As an employer, you’re bound to face a lot of employment law issues, any one of which could be costly to your firm’s finances and reputation. That’s why it’s imperative that you’re proactive in protecting your business, but that’s easier said than done. By taking a holistic approach, though, you can more fully protect yourself from allegations of wrongdoing, such as discrimination. Be aware, though, that not all discrimination that you seek to prevent is blatant. In fact, some discrimination may be alleged to be unintentional, which is why you need to closely look at every aspect of your business to determine how best to protect your business.
A glimpse at disparate impact discrimination
One lesser-known type of discrimination is disparate impact discrimination. Here, seemingly neutral policies and practices are found to have a disproportionate impact on individuals of a protected class. Many employers are accused of engaging in disparate impact discrimination without ever realizing it until they are hit with statistics that show how the policy in question has impacted the relevant class.
In fact, that’s how many plaintiffs try to show disparate impact discrimination. They gather evidence of how the policy has been implemented, how it has personally affected them, and the percentage of other employees in the protected class who have been impacted in comparison to other employees. In some instances, a court will look to see if the selection rate for the protected class is less than 80% of other classes. If so, then it can be considered evidence of discrimination.
But are there any defenses even if the statistics aren’t in your favor?
Defenses to allegations of disparate impact discrimination
Even if the facts don’t look to be in your favor, you might have strong defense options at your disposal. One of the best amongst them is business necessity. Here, you basically agree that the policy has a disparate impact but that the policy is necessary for the business to operate. For example, heavy lifting is oftentimes necessary in warehouse work, so even if a policy requiring employees to lift a certain amount of weight disparately impacts women, it probably won’t be found to be discriminatory in nature.

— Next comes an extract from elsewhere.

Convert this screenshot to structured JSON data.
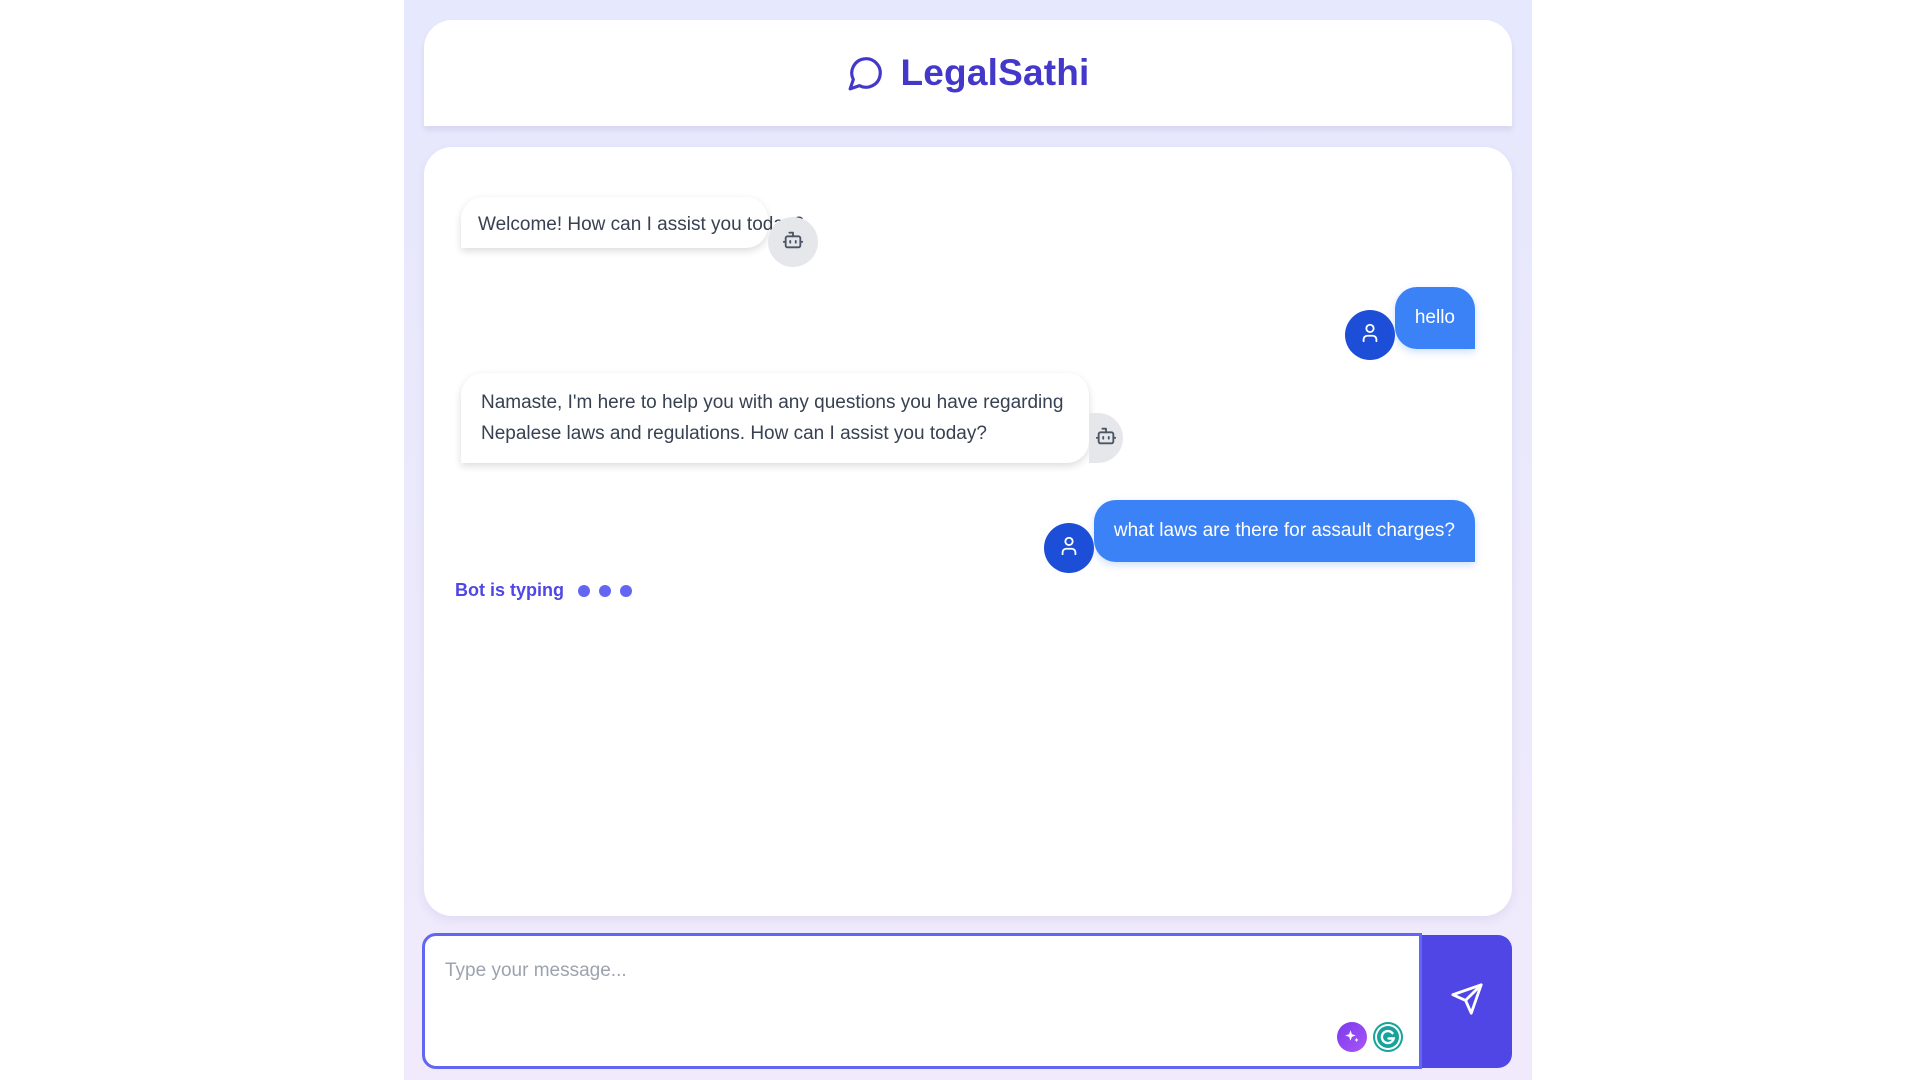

However, even if you’re able to raise the business necessity defense, the plaintiff can still succeed in proving discrimination if it can show that other policies and practices would be just as effective and less discriminatory in nature. So, you need to be aware of alternative ways to address the issue at hand.
Proactive steps you can take
Ideally, you’d avoid disparate impact claims altogether by taking proactive steps on the front end. This would include that job requirements and policies are directly tied to business operations. You can also ensure that you’re being diverse in your hiring and promoting practices. Do your best to take subjectivity out of employment decisions, such as by using standardized score cards when it comes to making employment decisions. Also, be observant. If you see a lack of diverse characteristics anywhere in your business, ask yourself if that lack of diversity is due to any policies or practices that are in place.
Do what you can to protect your business
There’s a lot on the line in a discrimination case, regardless of whether the alleged discrimination is blatant or more hidden. For that reason, it’s crucial that you’re aware of how discrimination can arise in the workplace and what you can do to protect your business from such allegations. This means being proactive in every aspect of your business’s hiring practices so that you can avoid discrimination claims and effectively defend against them should they arise. If you’d like to learn more about what you can do to address discrimination issues, then please continue to research this area of the law.